- _What to produce_
Scan the records for "Admin" and copy each line that contains it.

- _Entries from a dataset of interfaces_
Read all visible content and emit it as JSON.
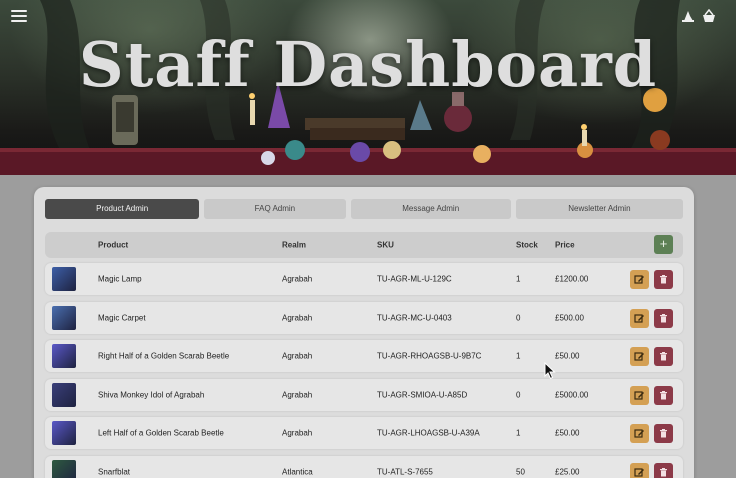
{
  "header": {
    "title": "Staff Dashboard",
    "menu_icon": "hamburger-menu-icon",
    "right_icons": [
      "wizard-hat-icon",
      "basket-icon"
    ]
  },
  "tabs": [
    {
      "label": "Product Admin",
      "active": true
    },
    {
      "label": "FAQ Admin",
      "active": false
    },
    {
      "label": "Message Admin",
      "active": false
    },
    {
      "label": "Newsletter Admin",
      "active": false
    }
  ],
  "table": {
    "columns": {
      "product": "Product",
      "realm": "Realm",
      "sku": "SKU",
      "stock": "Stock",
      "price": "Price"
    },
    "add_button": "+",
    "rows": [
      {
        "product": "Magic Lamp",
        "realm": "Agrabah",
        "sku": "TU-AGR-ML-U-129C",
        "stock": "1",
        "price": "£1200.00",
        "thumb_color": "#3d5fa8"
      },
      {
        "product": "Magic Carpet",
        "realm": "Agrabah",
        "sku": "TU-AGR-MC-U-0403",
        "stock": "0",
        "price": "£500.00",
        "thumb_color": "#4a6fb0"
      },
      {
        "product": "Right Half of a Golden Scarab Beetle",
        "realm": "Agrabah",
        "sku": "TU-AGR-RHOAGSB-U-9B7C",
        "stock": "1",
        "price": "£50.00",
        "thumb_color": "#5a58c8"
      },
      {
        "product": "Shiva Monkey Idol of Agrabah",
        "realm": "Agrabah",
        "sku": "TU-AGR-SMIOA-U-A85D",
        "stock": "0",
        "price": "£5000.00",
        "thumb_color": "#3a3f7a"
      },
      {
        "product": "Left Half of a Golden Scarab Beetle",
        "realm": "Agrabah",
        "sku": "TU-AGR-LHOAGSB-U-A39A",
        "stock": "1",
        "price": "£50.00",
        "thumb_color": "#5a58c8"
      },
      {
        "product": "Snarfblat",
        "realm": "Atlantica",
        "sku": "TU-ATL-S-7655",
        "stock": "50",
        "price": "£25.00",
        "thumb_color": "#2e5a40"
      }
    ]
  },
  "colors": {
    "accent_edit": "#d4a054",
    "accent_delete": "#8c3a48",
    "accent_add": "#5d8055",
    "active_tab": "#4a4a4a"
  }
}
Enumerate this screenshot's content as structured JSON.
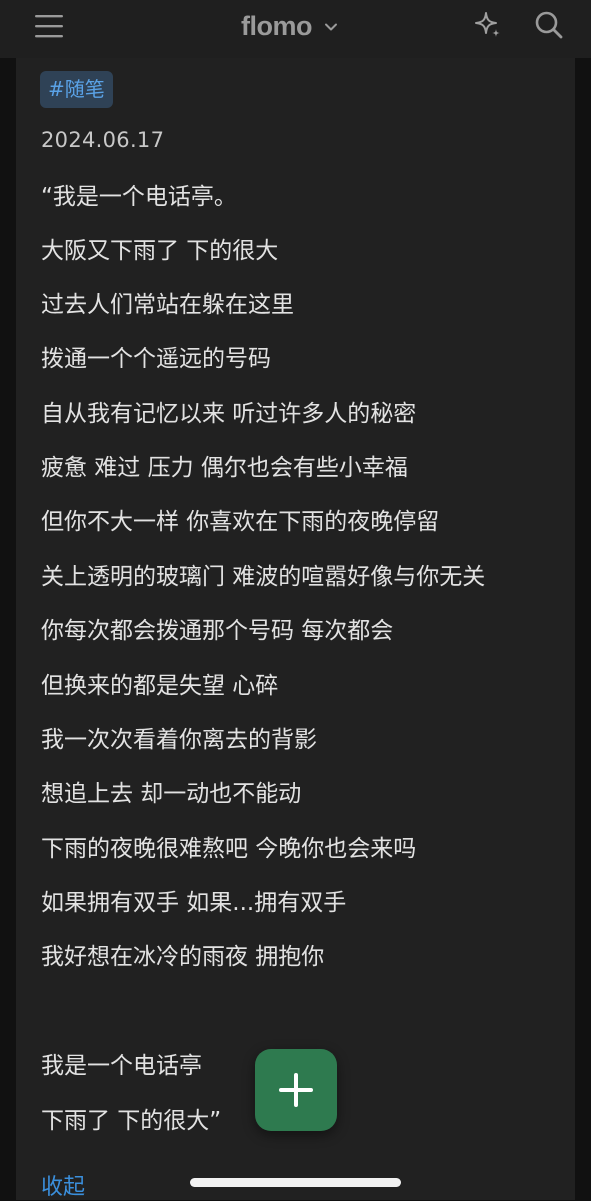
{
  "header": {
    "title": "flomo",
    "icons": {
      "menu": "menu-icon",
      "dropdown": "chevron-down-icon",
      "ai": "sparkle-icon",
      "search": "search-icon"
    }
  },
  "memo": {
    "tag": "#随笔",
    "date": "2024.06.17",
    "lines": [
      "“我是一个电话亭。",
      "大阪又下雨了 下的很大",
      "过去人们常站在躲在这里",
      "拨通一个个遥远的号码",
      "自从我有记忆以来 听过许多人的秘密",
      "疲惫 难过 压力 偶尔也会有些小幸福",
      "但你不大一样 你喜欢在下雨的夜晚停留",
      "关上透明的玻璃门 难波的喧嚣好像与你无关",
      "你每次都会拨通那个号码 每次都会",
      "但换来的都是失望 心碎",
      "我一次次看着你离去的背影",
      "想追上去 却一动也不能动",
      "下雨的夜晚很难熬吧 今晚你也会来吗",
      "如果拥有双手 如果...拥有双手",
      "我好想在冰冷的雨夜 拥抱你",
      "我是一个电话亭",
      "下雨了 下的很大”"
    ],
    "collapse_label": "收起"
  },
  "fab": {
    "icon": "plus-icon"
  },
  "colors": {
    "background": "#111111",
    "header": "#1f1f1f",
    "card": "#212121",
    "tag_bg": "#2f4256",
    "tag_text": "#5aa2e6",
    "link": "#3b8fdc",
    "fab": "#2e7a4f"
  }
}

- _Solution to the problem_
      "label": "Product Admin",
      "label": "FAQ Admin",
      "label": "Message Admin",
      "label": "Newsletter Admin",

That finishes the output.